DE BEERS is to put its Voorspoed mine in South Africa’s Free State province up for sale which would mean, were the sale to be a success, that it would have only one mine left in the country where it first began operating in 1888.
BusinessLive, an online publication, cited the company as saying that after evaluating its options, it would attempt to sell Voorspoed “… to provide the opportunity for responsible lower-cost operators to employ a different operating model that could potentially extend the mine’s operating life beyond 2020“.
De Beers has concentrated its production on huge, world-class operations such as the Orapa and Jwaneng mines in Botswana and the Venetia mine in the Limpopo province in South Africa.

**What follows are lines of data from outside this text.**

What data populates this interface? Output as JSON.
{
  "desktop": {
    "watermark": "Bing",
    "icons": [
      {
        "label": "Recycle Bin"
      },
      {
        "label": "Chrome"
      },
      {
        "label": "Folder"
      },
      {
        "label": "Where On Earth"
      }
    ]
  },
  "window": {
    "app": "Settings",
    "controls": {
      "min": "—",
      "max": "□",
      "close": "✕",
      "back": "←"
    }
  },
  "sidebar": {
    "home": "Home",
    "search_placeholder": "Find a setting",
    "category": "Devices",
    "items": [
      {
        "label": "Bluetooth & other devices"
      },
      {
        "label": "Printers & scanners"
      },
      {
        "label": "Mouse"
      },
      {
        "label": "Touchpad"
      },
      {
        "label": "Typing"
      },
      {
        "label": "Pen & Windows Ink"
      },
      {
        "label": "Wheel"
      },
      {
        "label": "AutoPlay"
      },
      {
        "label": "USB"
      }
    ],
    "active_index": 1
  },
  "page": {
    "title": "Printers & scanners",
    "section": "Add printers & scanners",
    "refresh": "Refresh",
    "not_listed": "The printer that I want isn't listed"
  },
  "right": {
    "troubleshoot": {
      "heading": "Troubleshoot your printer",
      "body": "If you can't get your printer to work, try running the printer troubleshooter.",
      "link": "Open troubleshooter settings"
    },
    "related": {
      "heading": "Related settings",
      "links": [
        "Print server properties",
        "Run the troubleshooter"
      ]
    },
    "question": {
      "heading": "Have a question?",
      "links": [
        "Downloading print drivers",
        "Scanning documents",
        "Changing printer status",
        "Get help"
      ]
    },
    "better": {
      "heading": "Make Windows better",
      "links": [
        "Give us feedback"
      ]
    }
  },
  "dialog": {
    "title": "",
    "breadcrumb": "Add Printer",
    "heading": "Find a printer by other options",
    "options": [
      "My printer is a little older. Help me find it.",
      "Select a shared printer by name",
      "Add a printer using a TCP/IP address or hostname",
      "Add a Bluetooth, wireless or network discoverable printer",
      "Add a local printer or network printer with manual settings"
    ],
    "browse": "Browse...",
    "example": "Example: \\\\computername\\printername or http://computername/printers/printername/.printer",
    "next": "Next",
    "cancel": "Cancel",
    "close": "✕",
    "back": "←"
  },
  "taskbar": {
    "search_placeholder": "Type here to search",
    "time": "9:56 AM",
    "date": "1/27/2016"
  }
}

It has also operated in Canada, although with mixed results. It recently opened the Gahcho Kué mine – which entered commercial operation in March – but that was after having to flood the workings at its Snap Lake mine and put it into “extended care and maintenance” in December last year.
Speaking to Miningmx in July, Bruce Cleaver, CEO of De Beers, said De Beers was interested in operating smaller mines in the future even though it had sold most of them. “We have done a lot of thinking about how we would have to change to tackle a smaller mining operation,” he said. “I would be keen to take on such a development on provided I believe it will be profitable.”
“I am big on technology; I am big on innovation and I am big on collaboration. I am about changing the mindset of the company. Philippe [Mellier, previous CEO of De Beers] started a journey of change at De Beers aimed at making the organisation more flexible and fleet-of-foot. I intend continuing with that approach,” said Cleaver.
De Beers is 85% owned by Anglo American.